----- RECORDS SUPPLIED

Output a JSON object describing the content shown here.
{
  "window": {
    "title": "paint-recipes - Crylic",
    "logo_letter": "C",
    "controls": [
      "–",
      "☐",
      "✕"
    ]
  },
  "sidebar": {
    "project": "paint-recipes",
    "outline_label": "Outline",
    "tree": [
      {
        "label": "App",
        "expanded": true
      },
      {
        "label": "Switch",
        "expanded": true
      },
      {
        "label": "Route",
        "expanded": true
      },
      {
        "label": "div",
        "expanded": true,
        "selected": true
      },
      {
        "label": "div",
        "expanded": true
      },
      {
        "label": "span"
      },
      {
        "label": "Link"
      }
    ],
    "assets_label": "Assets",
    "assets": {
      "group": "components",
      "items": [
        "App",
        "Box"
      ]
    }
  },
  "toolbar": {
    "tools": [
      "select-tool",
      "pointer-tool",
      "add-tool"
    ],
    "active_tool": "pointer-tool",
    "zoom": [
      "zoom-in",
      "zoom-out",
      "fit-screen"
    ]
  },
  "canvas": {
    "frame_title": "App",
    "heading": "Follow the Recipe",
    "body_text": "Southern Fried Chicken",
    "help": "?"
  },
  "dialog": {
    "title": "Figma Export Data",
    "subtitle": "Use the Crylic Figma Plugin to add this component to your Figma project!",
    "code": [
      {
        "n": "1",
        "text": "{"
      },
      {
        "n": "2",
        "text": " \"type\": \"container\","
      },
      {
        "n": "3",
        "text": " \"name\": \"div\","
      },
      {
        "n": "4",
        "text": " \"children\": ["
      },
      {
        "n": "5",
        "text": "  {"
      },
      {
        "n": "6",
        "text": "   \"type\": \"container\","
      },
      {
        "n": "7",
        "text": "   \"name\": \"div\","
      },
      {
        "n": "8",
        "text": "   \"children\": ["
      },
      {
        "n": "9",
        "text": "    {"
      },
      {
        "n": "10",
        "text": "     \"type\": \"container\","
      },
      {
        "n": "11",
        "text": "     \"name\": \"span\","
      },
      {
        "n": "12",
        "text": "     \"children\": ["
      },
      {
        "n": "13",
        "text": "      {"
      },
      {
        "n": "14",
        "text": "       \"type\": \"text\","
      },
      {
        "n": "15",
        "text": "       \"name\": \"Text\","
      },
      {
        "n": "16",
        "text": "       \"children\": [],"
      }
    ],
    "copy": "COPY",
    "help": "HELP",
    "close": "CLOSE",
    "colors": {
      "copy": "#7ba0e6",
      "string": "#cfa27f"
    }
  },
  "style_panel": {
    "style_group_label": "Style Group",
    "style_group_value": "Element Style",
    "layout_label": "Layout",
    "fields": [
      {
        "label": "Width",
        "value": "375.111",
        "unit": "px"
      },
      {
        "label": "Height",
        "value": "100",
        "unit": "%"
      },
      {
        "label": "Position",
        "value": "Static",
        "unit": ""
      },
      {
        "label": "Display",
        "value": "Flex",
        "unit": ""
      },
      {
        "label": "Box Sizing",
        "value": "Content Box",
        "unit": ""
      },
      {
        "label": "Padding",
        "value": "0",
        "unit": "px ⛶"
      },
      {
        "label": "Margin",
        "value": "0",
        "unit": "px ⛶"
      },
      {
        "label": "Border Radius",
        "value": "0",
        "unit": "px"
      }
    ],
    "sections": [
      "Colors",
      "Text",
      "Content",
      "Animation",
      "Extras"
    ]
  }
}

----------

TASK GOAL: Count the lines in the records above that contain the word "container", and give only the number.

SOLUTION TO THE EXERCISE: 3